Rill erosion results from the concentration of surface water (sheet erosion) into deeper, faster-flowing channels. As the flow becomes deeper the velocity increases detaching soil particles and scouring channels up to 30cm deep. Rill erosion represents the intermediate process between sheet and gully erosion.
- Particular concern in raised bed cropping systems
- Concentrated flow is able to detach and transport soil particles
- Channels form up to 30cm deep
- Intermediate process between sheet and gully erosion.
Prevention and Control
Once runoff has been initiated, rill erosion can be prevented by either reducing flow velocity, or hardening the soil to erosion.
Reducing Flow Velocity (settle suspended particles)
Flow velocity can be reduced by either reducing the flow volume or roughening the soil surface. Increasing surface roughness through the use of grassed waterways and grassed filter strips causes entrained soil particles to fall out of suspension. Flow volume can be reduced by not allowing sheet flow to accumulate. Techniques such as ripped mulched lines and contour drains prevent runoff building up enough volume and speed to detach and entrain soil particles.
- Rough surface, ie grassed waterways, grass filter strips
- Breaking the slope length, ie contour drains and ripper mulcher lines.
Hardening Soil Surface (prevent detachment)
Where options to reduce runoff volume or velocity are limited, surface soils may be protected from scouring by hardening the surface.

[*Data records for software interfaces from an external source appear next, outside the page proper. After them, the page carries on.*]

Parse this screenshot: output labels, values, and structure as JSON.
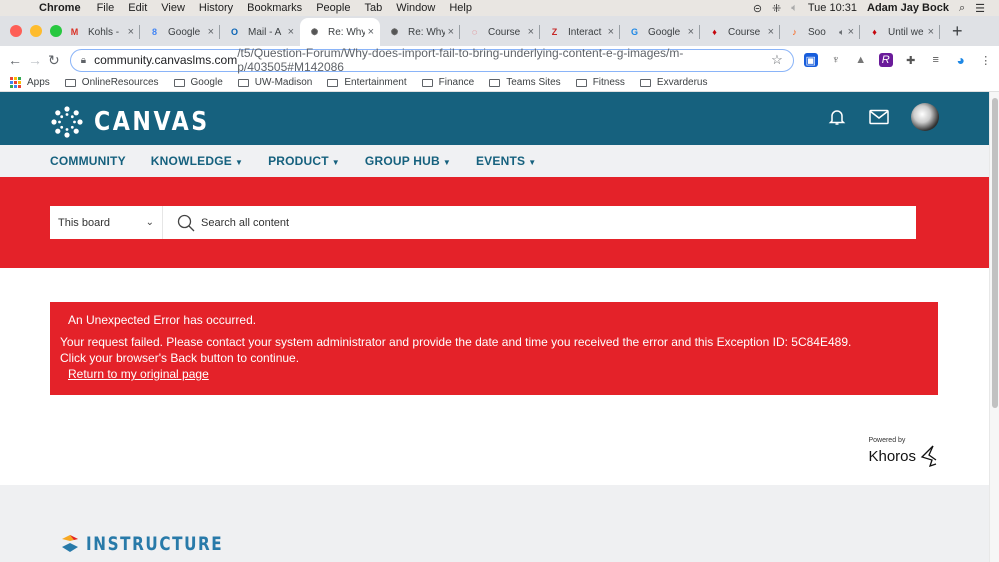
{
  "menubar": {
    "app": "Chrome",
    "items": [
      "File",
      "Edit",
      "View",
      "History",
      "Bookmarks",
      "People",
      "Tab",
      "Window",
      "Help"
    ],
    "clock": "Tue 10:31",
    "user": "Adam Jay Bock"
  },
  "tabs": [
    {
      "label": "Kohls - ",
      "icon": "gmail-icon",
      "color": "#d93025",
      "glyph": "M"
    },
    {
      "label": "Google ",
      "icon": "google-calendar-icon",
      "color": "#4285f4",
      "glyph": "8"
    },
    {
      "label": "Mail - A",
      "icon": "outlook-icon",
      "color": "#0a64b5",
      "glyph": "O"
    },
    {
      "label": "Re: Why",
      "icon": "canvas-icon",
      "color": "#555555",
      "glyph": "✺",
      "active": true
    },
    {
      "label": "Re: Why",
      "icon": "canvas-icon",
      "color": "#555555",
      "glyph": "✺"
    },
    {
      "label": "Course ",
      "icon": "canvas-red-icon",
      "color": "#e42229",
      "glyph": "◌"
    },
    {
      "label": "Interact",
      "icon": "interact-icon",
      "color": "#c62828",
      "glyph": "Z"
    },
    {
      "label": "Google ",
      "icon": "google-classroom-icon",
      "color": "#1e88e5",
      "glyph": "G"
    },
    {
      "label": "Course ",
      "icon": "uw-crest-icon",
      "color": "#c5050c",
      "glyph": "♦"
    },
    {
      "label": "Soo",
      "icon": "soundcloud-icon",
      "color": "#ff5500",
      "glyph": "♪",
      "audio": true
    },
    {
      "label": "Until we",
      "icon": "uw-crest-icon",
      "color": "#c5050c",
      "glyph": "♦"
    }
  ],
  "address": {
    "host": "community.canvaslms.com",
    "path": "/t5/Question-Forum/Why-does-import-fail-to-bring-underlying-content-e-g-images/m-p/403505#M142086"
  },
  "bookmarks": [
    {
      "label": "Apps",
      "type": "apps"
    },
    {
      "label": "OnlineResources",
      "type": "folder"
    },
    {
      "label": "Google",
      "type": "folder"
    },
    {
      "label": "UW-Madison",
      "type": "folder"
    },
    {
      "label": "Entertainment",
      "type": "folder"
    },
    {
      "label": "Finance",
      "type": "folder"
    },
    {
      "label": "Teams Sites",
      "type": "folder"
    },
    {
      "label": "Fitness",
      "type": "folder"
    },
    {
      "label": "Exvarderus",
      "type": "folder"
    }
  ],
  "site": {
    "brand": "CANVAS",
    "nav": [
      {
        "label": "COMMUNITY",
        "dropdown": false
      },
      {
        "label": "KNOWLEDGE",
        "dropdown": true
      },
      {
        "label": "PRODUCT",
        "dropdown": true
      },
      {
        "label": "GROUP HUB",
        "dropdown": true
      },
      {
        "label": "EVENTS",
        "dropdown": true
      }
    ],
    "search": {
      "scope": "This board",
      "placeholder": "Search all content"
    },
    "error": {
      "title": "An Unexpected Error has occurred.",
      "line1": "Your request failed. Please contact your system administrator and provide the date and time you received the error and this Exception ID: 5C84E489.",
      "line2": "Click your browser's Back button to continue.",
      "link": "Return to my original page"
    },
    "powered_by": "Powered by",
    "khoros": "Khoros",
    "footer_brand": "INSTRUCTURE"
  },
  "colors": {
    "header": "#16617e",
    "accent_red": "#e42229",
    "nav_bg": "#f0f1f3"
  }
}
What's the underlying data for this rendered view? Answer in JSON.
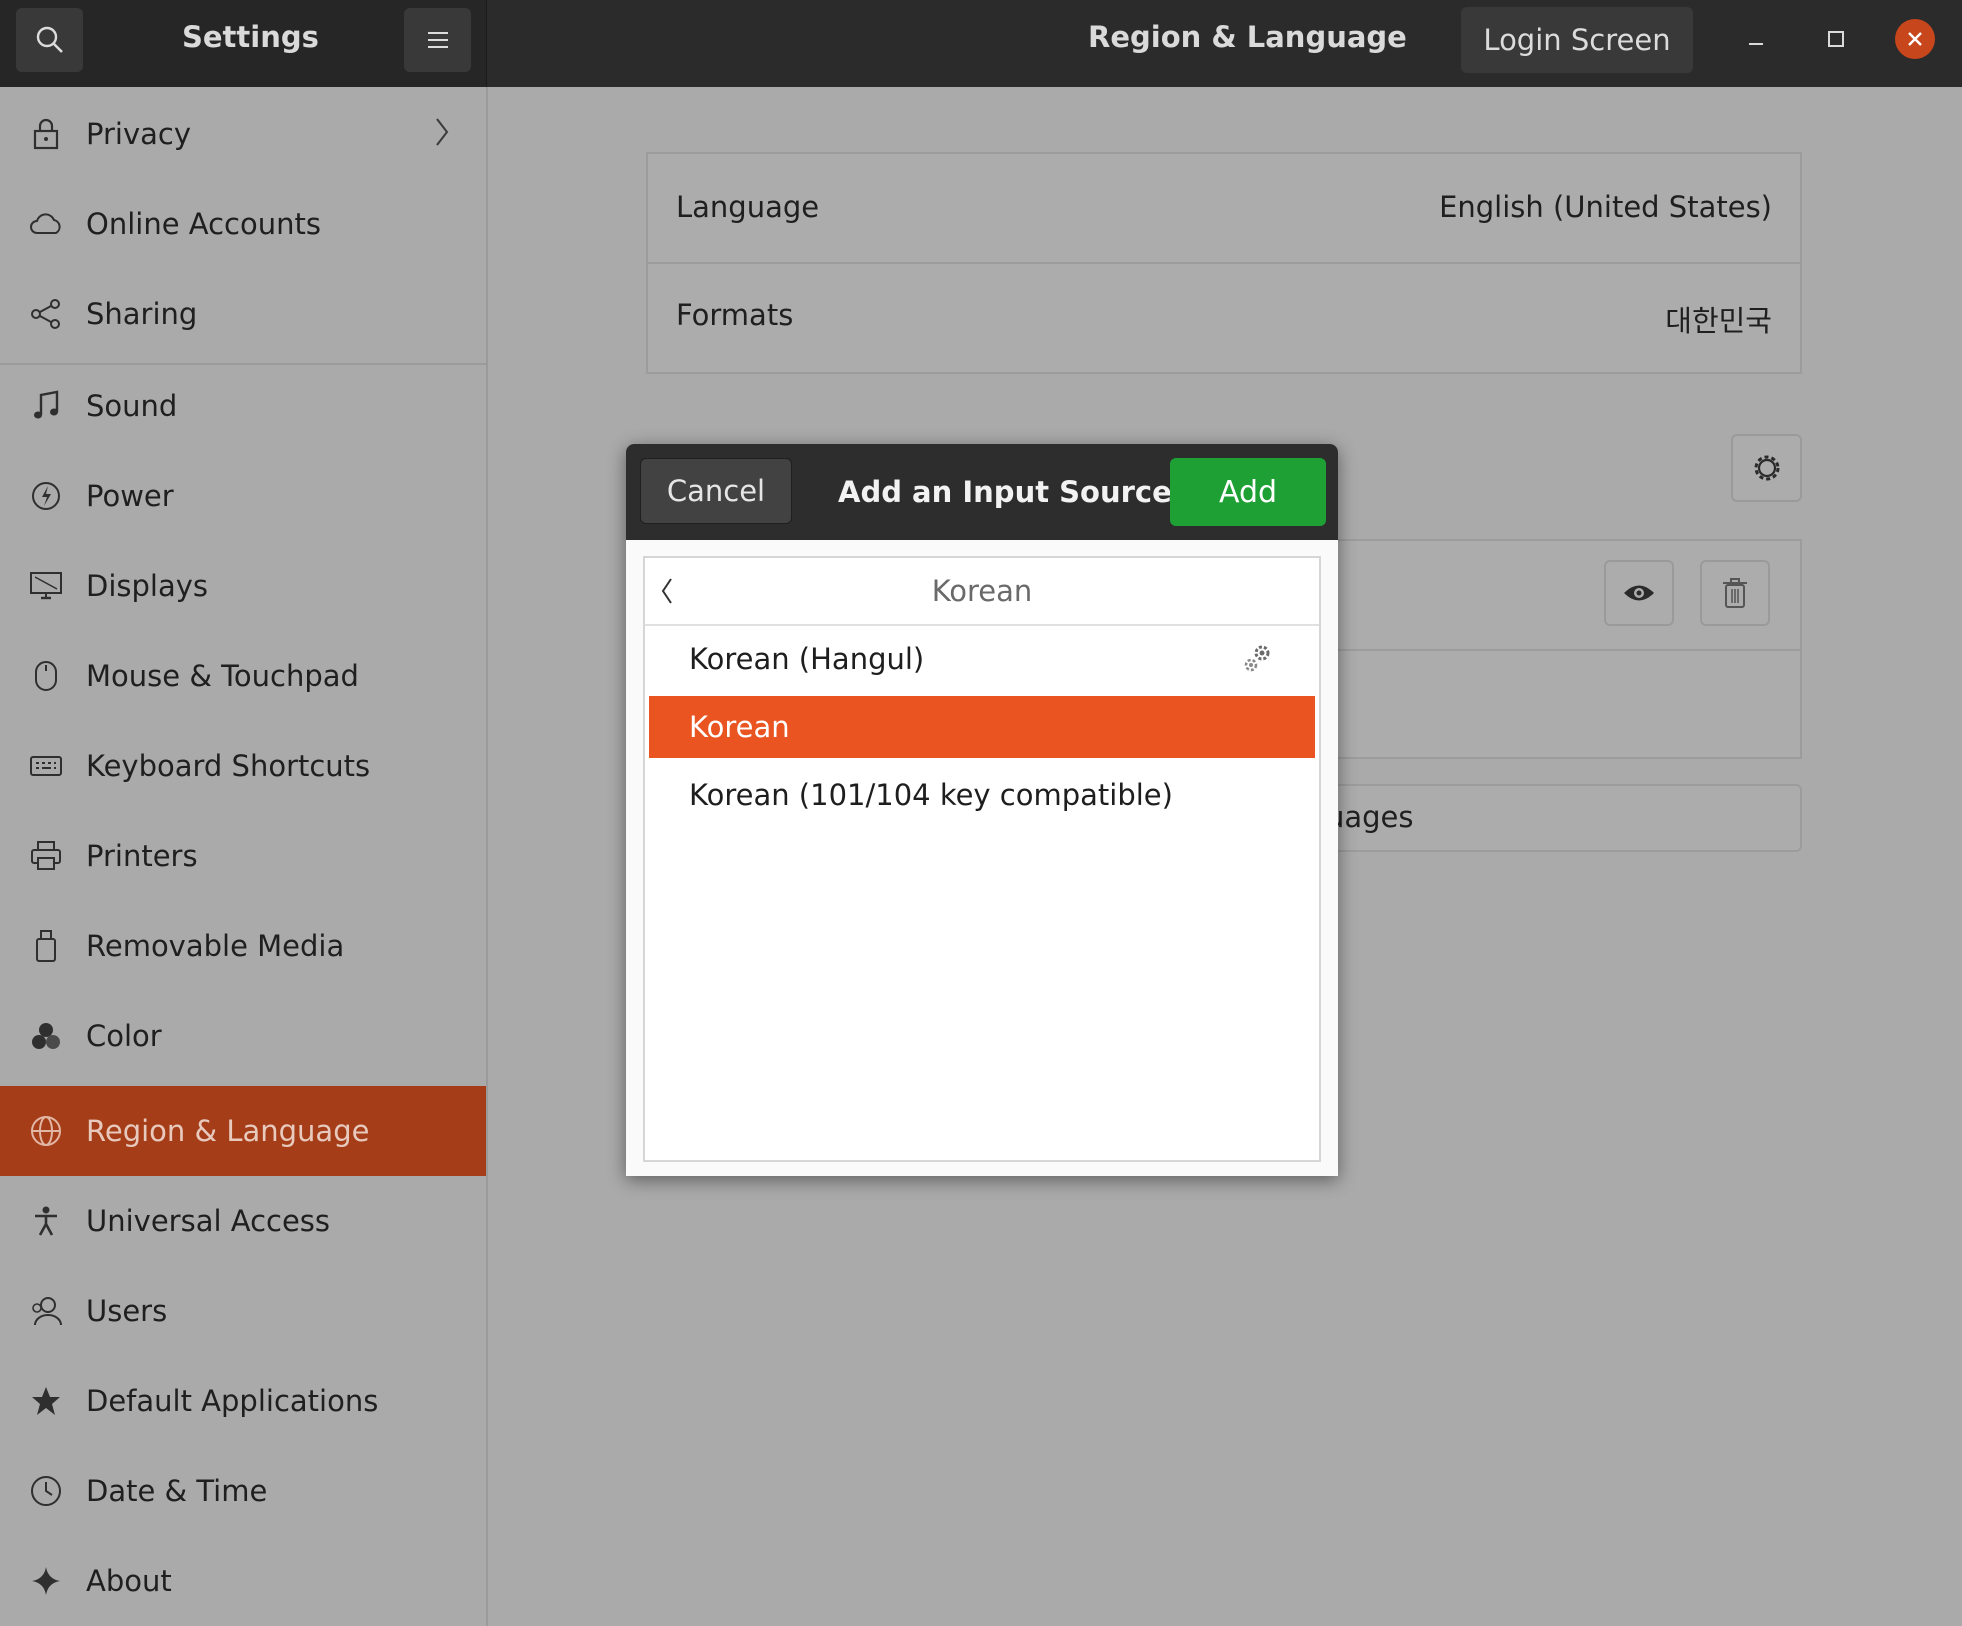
{
  "titlebar": {
    "app_title": "Settings",
    "page_title": "Region & Language",
    "login_screen_label": "Login Screen"
  },
  "sidebar": {
    "items": [
      {
        "label": "Privacy"
      },
      {
        "label": "Online Accounts"
      },
      {
        "label": "Sharing"
      },
      {
        "label": "Sound"
      },
      {
        "label": "Power"
      },
      {
        "label": "Displays"
      },
      {
        "label": "Mouse & Touchpad"
      },
      {
        "label": "Keyboard Shortcuts"
      },
      {
        "label": "Printers"
      },
      {
        "label": "Removable Media"
      },
      {
        "label": "Color"
      },
      {
        "label": "Region & Language"
      },
      {
        "label": "Universal Access"
      },
      {
        "label": "Users"
      },
      {
        "label": "Default Applications"
      },
      {
        "label": "Date & Time"
      },
      {
        "label": "About"
      }
    ],
    "active_item": "Region & Language"
  },
  "main": {
    "language_label": "Language",
    "language_value": "English (United States)",
    "formats_label": "Formats",
    "formats_value": "대한민국",
    "manage_languages_fragment": "uages"
  },
  "dialog": {
    "cancel_label": "Cancel",
    "title": "Add an Input Source",
    "add_label": "Add",
    "list_header": "Korean",
    "options": [
      {
        "label": "Korean (Hangul)",
        "has_settings": true
      },
      {
        "label": "Korean",
        "selected": true
      },
      {
        "label": "Korean (101/104 key compatible)"
      }
    ]
  },
  "colors": {
    "accent": "#e95420",
    "sidebar_active": "#a53d18",
    "add_button": "#1ea034",
    "titlebar": "#2b2b2b",
    "close_button": "#c8461c"
  }
}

- Compact surface soils
- Paving and concrete lining
- Rock rip rapping.